-------- Extracted entries --------
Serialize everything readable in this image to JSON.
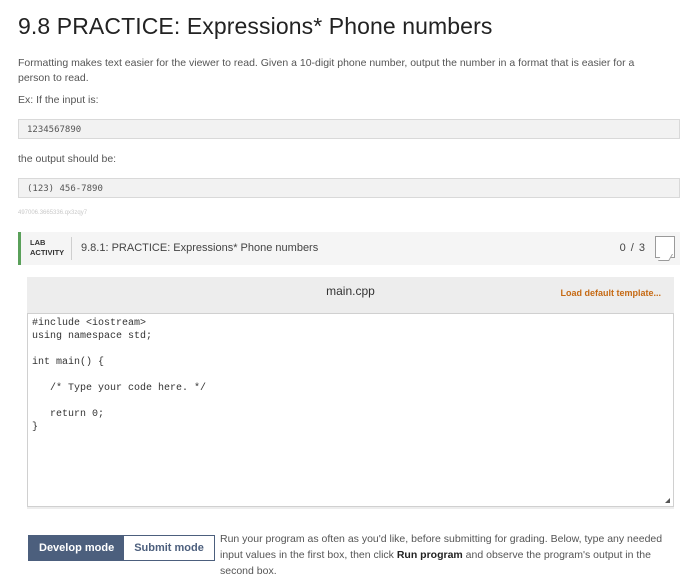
{
  "page": {
    "title": "9.8 PRACTICE: Expressions* Phone numbers",
    "intro": "Formatting makes text easier for the viewer to read. Given a 10-digit phone number, output the number in a format that is easier for a person to read.",
    "example_label": "Ex: If the input is:",
    "example_input": "1234567890",
    "output_label": "the output should be:",
    "example_output": "(123) 456-7890",
    "tiny_id": "497006.3665336.qx3zqy7"
  },
  "lab": {
    "tag_line1": "LAB",
    "tag_line2": "ACTIVITY",
    "title": "9.8.1: PRACTICE: Expressions* Phone numbers",
    "score": "0 / 3"
  },
  "editor": {
    "file_name": "main.cpp",
    "load_template_label": "Load default template...",
    "code": "#include <iostream>\nusing namespace std;\n\nint main() {\n\n   /* Type your code here. */\n\n   return 0;\n}"
  },
  "modes": {
    "develop_label": "Develop mode",
    "submit_label": "Submit mode",
    "instructions_part1": "Run your program as often as you'd like, before submitting for grading. Below, type any needed input values in the first box, then click ",
    "instructions_bold": "Run program",
    "instructions_part2": " and observe the program's output in the second box."
  },
  "colors": {
    "accent_green": "#5aa05a",
    "mode_active_bg": "#4c5f7d",
    "link_orange": "#c66a14"
  }
}
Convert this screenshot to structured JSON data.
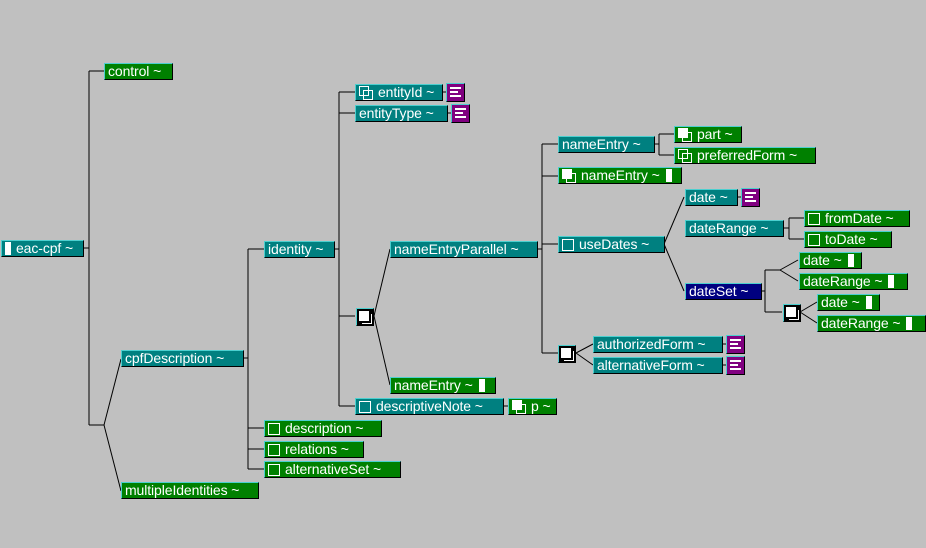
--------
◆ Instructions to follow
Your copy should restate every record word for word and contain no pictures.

◆ Task solution
Serialize everything readable in this image to JSON.
{
  "page": {
    "title": "9.8 PRACTICE: Expressions* Phone numbers",
    "intro": "Formatting makes text easier for the viewer to read. Given a 10-digit phone number, output the number in a format that is easier for a person to read.",
    "example_label": "Ex: If the input is:",
    "example_input": "1234567890",
    "output_label": "the output should be:",
    "example_output": "(123) 456-7890",
    "tiny_id": "497006.3665336.qx3zqy7"
  },
  "lab": {
    "tag_line1": "LAB",
    "tag_line2": "ACTIVITY",
    "title": "9.8.1: PRACTICE: Expressions* Phone numbers",
    "score": "0 / 3"
  },
  "editor": {
    "file_name": "main.cpp",
    "load_template_label": "Load default template...",
    "code": "#include <iostream>\nusing namespace std;\n\nint main() {\n\n   /* Type your code here. */\n\n   return 0;\n}"
  },
  "modes": {
    "develop_label": "Develop mode",
    "submit_label": "Submit mode",
    "instructions_part1": "Run your program as often as you'd like, before submitting for grading. Below, type any needed input values in the first box, then click ",
    "instructions_bold": "Run program",
    "instructions_part2": " and observe the program's output in the second box."
  },
  "colors": {
    "accent_green": "#5aa05a",
    "mode_active_bg": "#4c5f7d",
    "link_orange": "#c66a14"
  }
}
Convert this screenshot to structured JSON data.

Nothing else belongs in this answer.